Give back all of the data exactly as it stands, with the pictures removed.

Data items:
_ _ _
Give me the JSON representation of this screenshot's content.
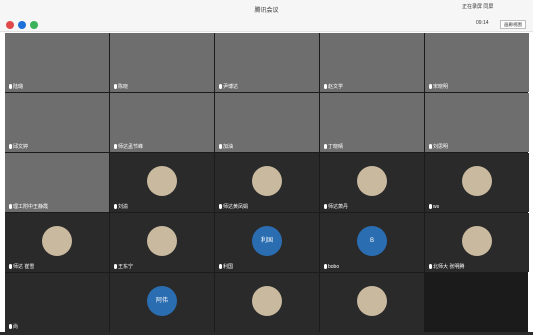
{
  "window": {
    "title": "腾讯会议",
    "app_notice": "正在录屏 同屏"
  },
  "info": {
    "timer": "09:14",
    "view_button": "画廊视图"
  },
  "tiles": [
    {
      "label": "陆璐",
      "type": "video"
    },
    {
      "label": "陈晓",
      "type": "video"
    },
    {
      "label": "尹博达",
      "type": "video"
    },
    {
      "label": "赵文学",
      "type": "video"
    },
    {
      "label": "宋晓明",
      "type": "video"
    },
    {
      "label": "邱文婷",
      "type": "video"
    },
    {
      "label": "师达孟节峰",
      "type": "video"
    },
    {
      "label": "加油",
      "type": "video"
    },
    {
      "label": "丁晓晴",
      "type": "video"
    },
    {
      "label": "刘思明",
      "type": "video"
    },
    {
      "label": "理工附中王静霞",
      "type": "video"
    },
    {
      "label": "刘渝",
      "type": "photo"
    },
    {
      "label": "师达黄凤娟",
      "type": "photo"
    },
    {
      "label": "师达萧丹",
      "type": "photo"
    },
    {
      "label": "ws",
      "type": "photo"
    },
    {
      "label": "师达 崔雪",
      "type": "photo"
    },
    {
      "label": "王东宁",
      "type": "photo"
    },
    {
      "label": "利国",
      "type": "text",
      "avatar_text": "利国"
    },
    {
      "label": "bobo",
      "type": "text",
      "avatar_text": "B"
    },
    {
      "label": "北师大 张明腾",
      "type": "photo"
    },
    {
      "label": "尚",
      "type": "plain"
    },
    {
      "label": "",
      "type": "text",
      "avatar_text": "阿伟"
    },
    {
      "label": "",
      "type": "photo"
    },
    {
      "label": "",
      "type": "photo"
    }
  ],
  "colors": {
    "avatar_blue": "#2a6db1",
    "tile_bg": "#2a2a2a",
    "grid_bg": "#1b1b1b"
  }
}
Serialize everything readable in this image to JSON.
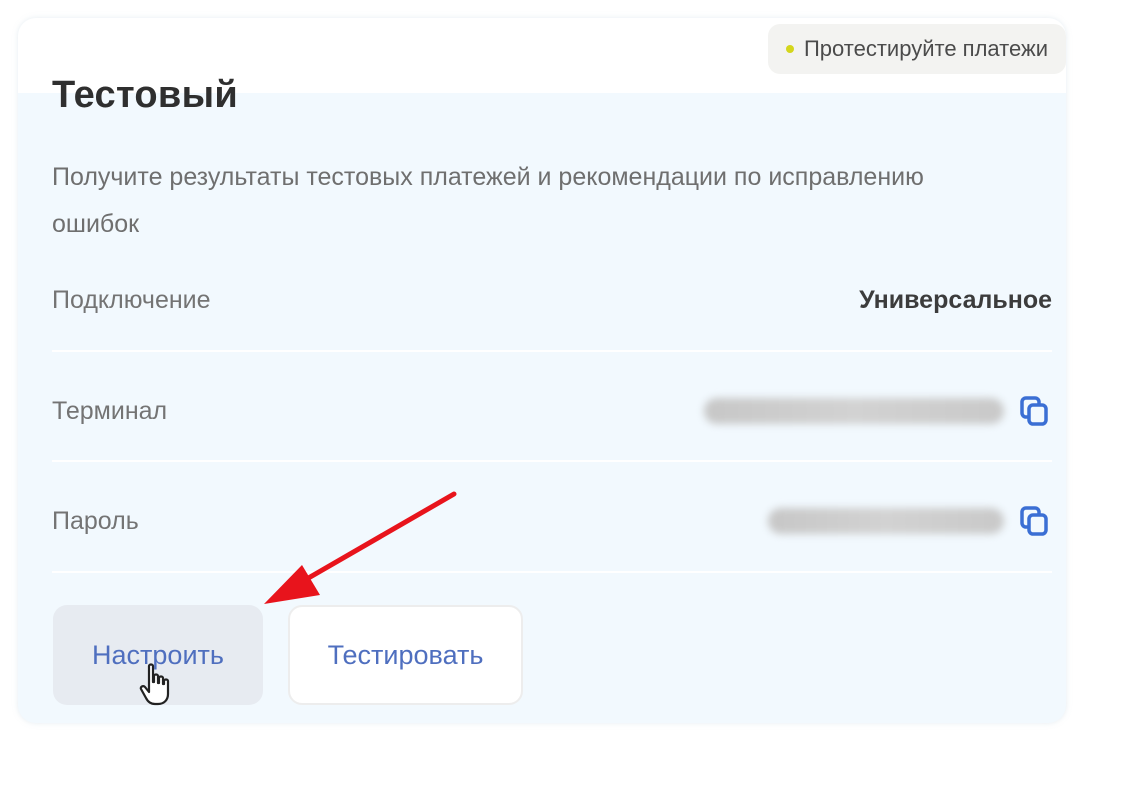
{
  "card": {
    "badge_text": "Протестируйте платежи",
    "title": "Тестовый",
    "subtitle": "Получите результаты тестовых платежей и рекомендации по исправлению ошибок",
    "rows": [
      {
        "label": "Подключение",
        "value": "Универсальное"
      },
      {
        "label": "Терминал"
      },
      {
        "label": "Пароль"
      }
    ],
    "buttons": {
      "setup": "Настроить",
      "test": "Тестировать"
    }
  },
  "icons": {
    "copy": "copy-icon",
    "cursor": "hand-pointer-icon",
    "annotation": "red-arrow-icon"
  },
  "colors": {
    "accent": "#4f6fbf",
    "copy_icon": "#3b6fd4",
    "badge_dot": "#d4d61c",
    "annotation_arrow": "#e8141c"
  }
}
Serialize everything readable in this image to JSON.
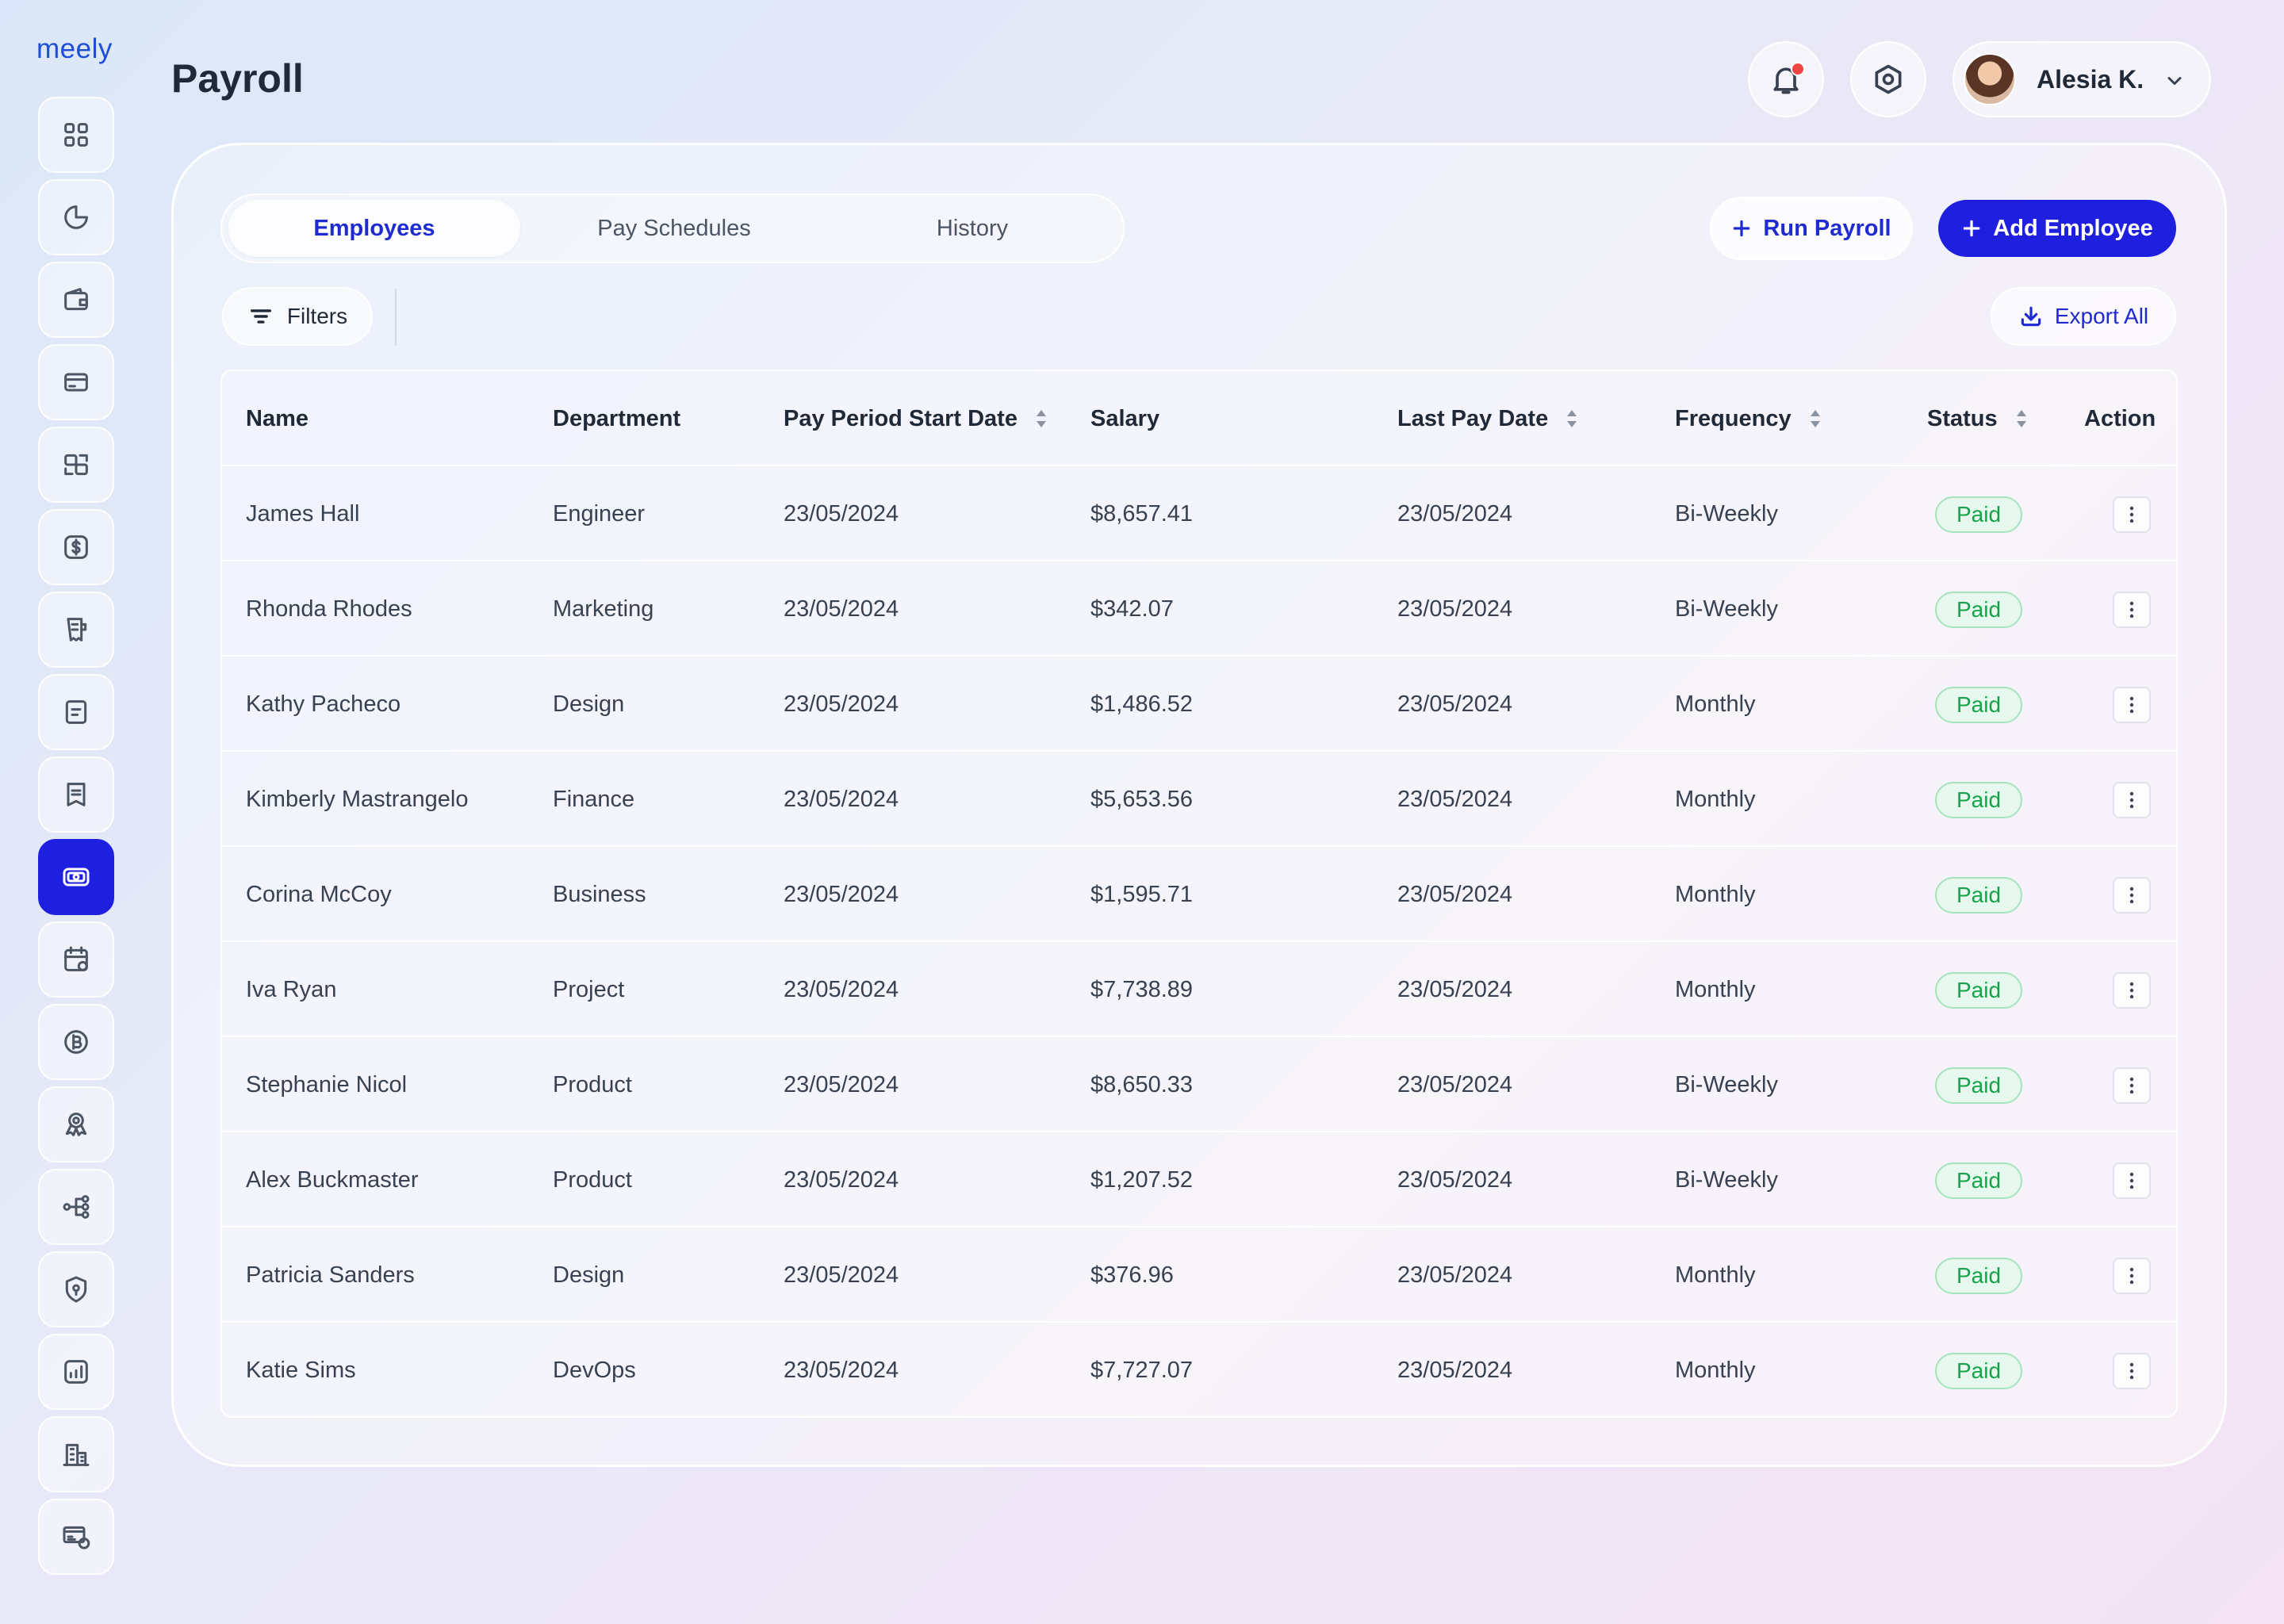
{
  "app": {
    "logo": "meely"
  },
  "header": {
    "title": "Payroll",
    "user_name": "Alesia K."
  },
  "sidebar": {
    "items": [
      {
        "icon": "grid-icon"
      },
      {
        "icon": "pie-chart-icon"
      },
      {
        "icon": "wallet-icon"
      },
      {
        "icon": "credit-card-icon"
      },
      {
        "icon": "transfer-icon"
      },
      {
        "icon": "dollar-icon"
      },
      {
        "icon": "receipt-icon"
      },
      {
        "icon": "document-icon"
      },
      {
        "icon": "invoice-icon"
      },
      {
        "icon": "payroll-money-icon",
        "active": true
      },
      {
        "icon": "calendar-icon"
      },
      {
        "icon": "bitcoin-icon"
      },
      {
        "icon": "award-icon"
      },
      {
        "icon": "flow-icon"
      },
      {
        "icon": "shield-icon"
      },
      {
        "icon": "analytics-icon"
      },
      {
        "icon": "building-icon"
      },
      {
        "icon": "cards-icon"
      }
    ]
  },
  "tabs": [
    {
      "label": "Employees",
      "active": true
    },
    {
      "label": "Pay Schedules",
      "active": false
    },
    {
      "label": "History",
      "active": false
    }
  ],
  "actions": {
    "run_payroll": "Run Payroll",
    "add_employee": "Add Employee",
    "filters": "Filters",
    "export_all": "Export All"
  },
  "colors": {
    "accent": "#1f1fe0",
    "status_paid": "#16a34a",
    "notification": "#ef4444"
  },
  "table": {
    "columns": [
      "Name",
      "Department",
      "Pay Period Start Date",
      "Salary",
      "Last Pay Date",
      "Frequency",
      "Status",
      "Action"
    ],
    "sortable": [
      "Pay Period Start Date",
      "Last Pay Date",
      "Frequency",
      "Status"
    ],
    "rows": [
      {
        "name": "James Hall",
        "department": "Engineer",
        "start": "23/05/2024",
        "salary": "$8,657.41",
        "last": "23/05/2024",
        "frequency": "Bi-Weekly",
        "status": "Paid"
      },
      {
        "name": "Rhonda Rhodes",
        "department": "Marketing",
        "start": "23/05/2024",
        "salary": "$342.07",
        "last": "23/05/2024",
        "frequency": "Bi-Weekly",
        "status": "Paid"
      },
      {
        "name": "Kathy Pacheco",
        "department": "Design",
        "start": "23/05/2024",
        "salary": "$1,486.52",
        "last": "23/05/2024",
        "frequency": "Monthly",
        "status": "Paid"
      },
      {
        "name": "Kimberly Mastrangelo",
        "department": "Finance",
        "start": "23/05/2024",
        "salary": "$5,653.56",
        "last": "23/05/2024",
        "frequency": "Monthly",
        "status": "Paid"
      },
      {
        "name": "Corina McCoy",
        "department": "Business",
        "start": "23/05/2024",
        "salary": "$1,595.71",
        "last": "23/05/2024",
        "frequency": "Monthly",
        "status": "Paid"
      },
      {
        "name": "Iva Ryan",
        "department": "Project",
        "start": "23/05/2024",
        "salary": "$7,738.89",
        "last": "23/05/2024",
        "frequency": "Monthly",
        "status": "Paid"
      },
      {
        "name": "Stephanie Nicol",
        "department": "Product",
        "start": "23/05/2024",
        "salary": "$8,650.33",
        "last": "23/05/2024",
        "frequency": "Bi-Weekly",
        "status": "Paid"
      },
      {
        "name": "Alex Buckmaster",
        "department": "Product",
        "start": "23/05/2024",
        "salary": "$1,207.52",
        "last": "23/05/2024",
        "frequency": "Bi-Weekly",
        "status": "Paid"
      },
      {
        "name": "Patricia Sanders",
        "department": "Design",
        "start": "23/05/2024",
        "salary": "$376.96",
        "last": "23/05/2024",
        "frequency": "Monthly",
        "status": "Paid"
      },
      {
        "name": "Katie Sims",
        "department": "DevOps",
        "start": "23/05/2024",
        "salary": "$7,727.07",
        "last": "23/05/2024",
        "frequency": "Monthly",
        "status": "Paid"
      }
    ]
  }
}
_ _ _
> EXERCISE SOLUTION:
Give me the JSON representation of this screenshot's content.
{
  "window": {
    "title": "腾讯会议",
    "app_notice": "正在录屏 同屏"
  },
  "info": {
    "timer": "09:14",
    "view_button": "画廊视图"
  },
  "tiles": [
    {
      "label": "陆璐",
      "type": "video"
    },
    {
      "label": "陈晓",
      "type": "video"
    },
    {
      "label": "尹博达",
      "type": "video"
    },
    {
      "label": "赵文学",
      "type": "video"
    },
    {
      "label": "宋晓明",
      "type": "video"
    },
    {
      "label": "邱文婷",
      "type": "video"
    },
    {
      "label": "师达孟节峰",
      "type": "video"
    },
    {
      "label": "加油",
      "type": "video"
    },
    {
      "label": "丁晓晴",
      "type": "video"
    },
    {
      "label": "刘思明",
      "type": "video"
    },
    {
      "label": "理工附中王静霞",
      "type": "video"
    },
    {
      "label": "刘渝",
      "type": "photo"
    },
    {
      "label": "师达黄凤娟",
      "type": "photo"
    },
    {
      "label": "师达萧丹",
      "type": "photo"
    },
    {
      "label": "ws",
      "type": "photo"
    },
    {
      "label": "师达 崔雪",
      "type": "photo"
    },
    {
      "label": "王东宁",
      "type": "photo"
    },
    {
      "label": "利国",
      "type": "text",
      "avatar_text": "利国"
    },
    {
      "label": "bobo",
      "type": "text",
      "avatar_text": "B"
    },
    {
      "label": "北师大 张明腾",
      "type": "photo"
    },
    {
      "label": "尚",
      "type": "plain"
    },
    {
      "label": "",
      "type": "text",
      "avatar_text": "阿伟"
    },
    {
      "label": "",
      "type": "photo"
    },
    {
      "label": "",
      "type": "photo"
    }
  ],
  "colors": {
    "avatar_blue": "#2a6db1",
    "tile_bg": "#2a2a2a",
    "grid_bg": "#1b1b1b"
  }
}
Serialize everything readable in this image to JSON.
{
  "card": {
    "badge_text": "Протестируйте платежи",
    "title": "Тестовый",
    "subtitle": "Получите результаты тестовых платежей и рекомендации по исправлению ошибок",
    "rows": [
      {
        "label": "Подключение",
        "value": "Универсальное"
      },
      {
        "label": "Терминал"
      },
      {
        "label": "Пароль"
      }
    ],
    "buttons": {
      "setup": "Настроить",
      "test": "Тестировать"
    }
  },
  "icons": {
    "copy": "copy-icon",
    "cursor": "hand-pointer-icon",
    "annotation": "red-arrow-icon"
  },
  "colors": {
    "accent": "#4f6fbf",
    "copy_icon": "#3b6fd4",
    "badge_dot": "#d4d61c",
    "annotation_arrow": "#e8141c"
  }
}
Serialize everything readable in this image to JSON.
{
  "app": {
    "logo": "meely"
  },
  "header": {
    "title": "Payroll",
    "user_name": "Alesia K."
  },
  "sidebar": {
    "items": [
      {
        "icon": "grid-icon"
      },
      {
        "icon": "pie-chart-icon"
      },
      {
        "icon": "wallet-icon"
      },
      {
        "icon": "credit-card-icon"
      },
      {
        "icon": "transfer-icon"
      },
      {
        "icon": "dollar-icon"
      },
      {
        "icon": "receipt-icon"
      },
      {
        "icon": "document-icon"
      },
      {
        "icon": "invoice-icon"
      },
      {
        "icon": "payroll-money-icon",
        "active": true
      },
      {
        "icon": "calendar-icon"
      },
      {
        "icon": "bitcoin-icon"
      },
      {
        "icon": "award-icon"
      },
      {
        "icon": "flow-icon"
      },
      {
        "icon": "shield-icon"
      },
      {
        "icon": "analytics-icon"
      },
      {
        "icon": "building-icon"
      },
      {
        "icon": "cards-icon"
      }
    ]
  },
  "tabs": [
    {
      "label": "Employees",
      "active": true
    },
    {
      "label": "Pay Schedules",
      "active": false
    },
    {
      "label": "History",
      "active": false
    }
  ],
  "actions": {
    "run_payroll": "Run Payroll",
    "add_employee": "Add Employee",
    "filters": "Filters",
    "export_all": "Export All"
  },
  "colors": {
    "accent": "#1f1fe0",
    "status_paid": "#16a34a",
    "notification": "#ef4444"
  },
  "table": {
    "columns": [
      "Name",
      "Department",
      "Pay Period Start Date",
      "Salary",
      "Last Pay Date",
      "Frequency",
      "Status",
      "Action"
    ],
    "sortable": [
      "Pay Period Start Date",
      "Last Pay Date",
      "Frequency",
      "Status"
    ],
    "rows": [
      {
        "name": "James Hall",
        "department": "Engineer",
        "start": "23/05/2024",
        "salary": "$8,657.41",
        "last": "23/05/2024",
        "frequency": "Bi-Weekly",
        "status": "Paid"
      },
      {
        "name": "Rhonda Rhodes",
        "department": "Marketing",
        "start": "23/05/2024",
        "salary": "$342.07",
        "last": "23/05/2024",
        "frequency": "Bi-Weekly",
        "status": "Paid"
      },
      {
        "name": "Kathy Pacheco",
        "department": "Design",
        "start": "23/05/2024",
        "salary": "$1,486.52",
        "last": "23/05/2024",
        "frequency": "Monthly",
        "status": "Paid"
      },
      {
        "name": "Kimberly Mastrangelo",
        "department": "Finance",
        "start": "23/05/2024",
        "salary": "$5,653.56",
        "last": "23/05/2024",
        "frequency": "Monthly",
        "status": "Paid"
      },
      {
        "name": "Corina McCoy",
        "department": "Business",
        "start": "23/05/2024",
        "salary": "$1,595.71",
        "last": "23/05/2024",
        "frequency": "Monthly",
        "status": "Paid"
      },
      {
        "name": "Iva Ryan",
        "department": "Project",
        "start": "23/05/2024",
        "salary": "$7,738.89",
        "last": "23/05/2024",
        "frequency": "Monthly",
        "status": "Paid"
      },
      {
        "name": "Stephanie Nicol",
        "department": "Product",
        "start": "23/05/2024",
        "salary": "$8,650.33",
        "last": "23/05/2024",
        "frequency": "Bi-Weekly",
        "status": "Paid"
      },
      {
        "name": "Alex Buckmaster",
        "department": "Product",
        "start": "23/05/2024",
        "salary": "$1,207.52",
        "last": "23/05/2024",
        "frequency": "Bi-Weekly",
        "status": "Paid"
      },
      {
        "name": "Patricia Sanders",
        "department": "Design",
        "start": "23/05/2024",
        "salary": "$376.96",
        "last": "23/05/2024",
        "frequency": "Monthly",
        "status": "Paid"
      },
      {
        "name": "Katie Sims",
        "department": "DevOps",
        "start": "23/05/2024",
        "salary": "$7,727.07",
        "last": "23/05/2024",
        "frequency": "Monthly",
        "status": "Paid"
      }
    ]
  }
}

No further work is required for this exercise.